Over time, success metrics have very much shifted away from an “I” mentality to a “we” mentality. The pro to this is that in order to be productive, drive results, and take strategy to the next level, it’s helpful to work dynamically with others. The con? Relying on coming to a consensus among a group can greatly slow things down and take longer to get those results.
I’ve been in roles where my work was reliant on only me—meaning I got it done faster and got all the credit (or blame). Other times, when I’ve worked in a team, it’s taken longer—but I learned a fair amount from my colleagues along the way.
4. Continual Learning
You’re never done learning no matter how far you get from your college years. With that said, not all companies prioritize professional development.
So, if you’re someone who likes working in an environment that pushes you to continue learning (and, if you’re someone who knows you need that push), find out where this company falls on the spectrum. The options can range from tuition reimbursement programs to on-site courses to a lax policy toward taking days off to attend a conference.
Early on in my career, I took Hindi and economic classes at a university in the evening. The classes weren’t crucial to my job, but the fundamentals I learned still help me to this day. Now, I look for companies that encourage me to take similar opportunities.
The last and most fun part to discuss: Perks! I’ll issue my disclaimer up front: I’ve worked at places that had personal concierge services and three meals a day. While all of these are nice to have, I learned that if I don’t love my job, none of these perks matter much.
But, if you’re given a list to entice you to say yes, here’s what you should think about (and a warning, I’m about to play devil’s advocate):
- What will actually make my life better or easier? Free snacks are great, but if you’re a health fiend, will endless bags of chips in the kitchen make you happy in the long run?
- What will result in better work-life balance? Company masseuses are awesome, but are they there to keep you relaxed when you’re working late for the 19th day in a row? Likewise, discounted gym memberships don’t sound as fancy as a state-of-the-art gym in the office. However, does the in-house gym imply that the company values your health, or that you should spend more time at the office?

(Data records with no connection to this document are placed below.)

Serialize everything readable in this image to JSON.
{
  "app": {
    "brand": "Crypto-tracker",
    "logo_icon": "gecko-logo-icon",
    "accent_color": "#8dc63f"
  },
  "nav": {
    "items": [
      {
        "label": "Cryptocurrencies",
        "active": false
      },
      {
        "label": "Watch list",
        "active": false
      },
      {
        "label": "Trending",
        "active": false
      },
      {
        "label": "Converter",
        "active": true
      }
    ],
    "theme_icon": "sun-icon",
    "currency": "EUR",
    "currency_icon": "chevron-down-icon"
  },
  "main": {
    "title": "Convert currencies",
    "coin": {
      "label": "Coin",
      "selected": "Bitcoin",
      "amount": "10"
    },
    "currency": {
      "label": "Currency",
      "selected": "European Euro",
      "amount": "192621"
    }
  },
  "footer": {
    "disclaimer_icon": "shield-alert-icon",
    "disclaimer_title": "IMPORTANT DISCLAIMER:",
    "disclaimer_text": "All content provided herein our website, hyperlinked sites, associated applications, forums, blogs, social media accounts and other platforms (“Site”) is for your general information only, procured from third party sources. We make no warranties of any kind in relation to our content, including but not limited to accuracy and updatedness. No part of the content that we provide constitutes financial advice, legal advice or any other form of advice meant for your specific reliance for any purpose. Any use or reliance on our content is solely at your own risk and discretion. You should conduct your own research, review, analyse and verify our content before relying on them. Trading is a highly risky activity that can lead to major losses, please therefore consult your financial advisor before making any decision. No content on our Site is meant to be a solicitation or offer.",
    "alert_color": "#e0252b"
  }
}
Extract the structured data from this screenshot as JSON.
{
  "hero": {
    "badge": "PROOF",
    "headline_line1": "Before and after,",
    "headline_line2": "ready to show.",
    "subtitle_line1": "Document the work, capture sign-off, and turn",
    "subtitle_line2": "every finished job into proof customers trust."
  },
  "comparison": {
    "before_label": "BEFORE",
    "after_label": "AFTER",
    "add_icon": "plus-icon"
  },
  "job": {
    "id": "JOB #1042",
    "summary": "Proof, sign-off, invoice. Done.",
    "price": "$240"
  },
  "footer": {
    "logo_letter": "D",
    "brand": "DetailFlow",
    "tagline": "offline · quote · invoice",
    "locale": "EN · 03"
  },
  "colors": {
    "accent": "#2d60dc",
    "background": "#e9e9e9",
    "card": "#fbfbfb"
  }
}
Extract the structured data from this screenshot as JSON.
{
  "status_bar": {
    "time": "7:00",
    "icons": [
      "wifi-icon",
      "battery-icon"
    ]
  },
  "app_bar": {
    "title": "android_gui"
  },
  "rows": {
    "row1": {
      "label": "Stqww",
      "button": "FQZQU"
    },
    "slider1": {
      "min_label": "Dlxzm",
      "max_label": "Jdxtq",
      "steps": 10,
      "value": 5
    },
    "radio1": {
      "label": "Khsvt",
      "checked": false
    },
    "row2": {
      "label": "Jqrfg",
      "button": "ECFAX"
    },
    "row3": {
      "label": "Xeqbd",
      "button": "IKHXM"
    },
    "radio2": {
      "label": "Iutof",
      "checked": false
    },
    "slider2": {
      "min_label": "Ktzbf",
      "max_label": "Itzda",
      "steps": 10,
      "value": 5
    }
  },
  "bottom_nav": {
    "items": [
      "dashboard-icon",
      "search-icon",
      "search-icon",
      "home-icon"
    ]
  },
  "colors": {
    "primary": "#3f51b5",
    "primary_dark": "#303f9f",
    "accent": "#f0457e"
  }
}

- Unlimited vacation days sound great on the surface, but how many days are employees typically taking? Is there pressure not to take too many?
I’m not recommending that you dismiss all perks, but to think through them carefully and what they mean for you.
As you can tell, there’s way more to consider than just the job position. It’s important for you to evaluate what’s important to you and then see how that fits into the company you’re interested in joining. The more comfortable you are in an environment, the faster you will succeed!
Photo of man thinking courtesy of Shutterstock.
About The Author
Saqi leads the University Recruiting team at Square, where she evaluates candidates on a daily basis to bring the next generation of talent to the company. She is passionate about career counseling and all things education. Outside of work she blogs for ReigningIt which focuses on bringing awareness around diversity to the tech industry. In any non-typing free time she is an art, interior design, and hotpot enthusiast. Say hi to her on Twitter @callmesaqi.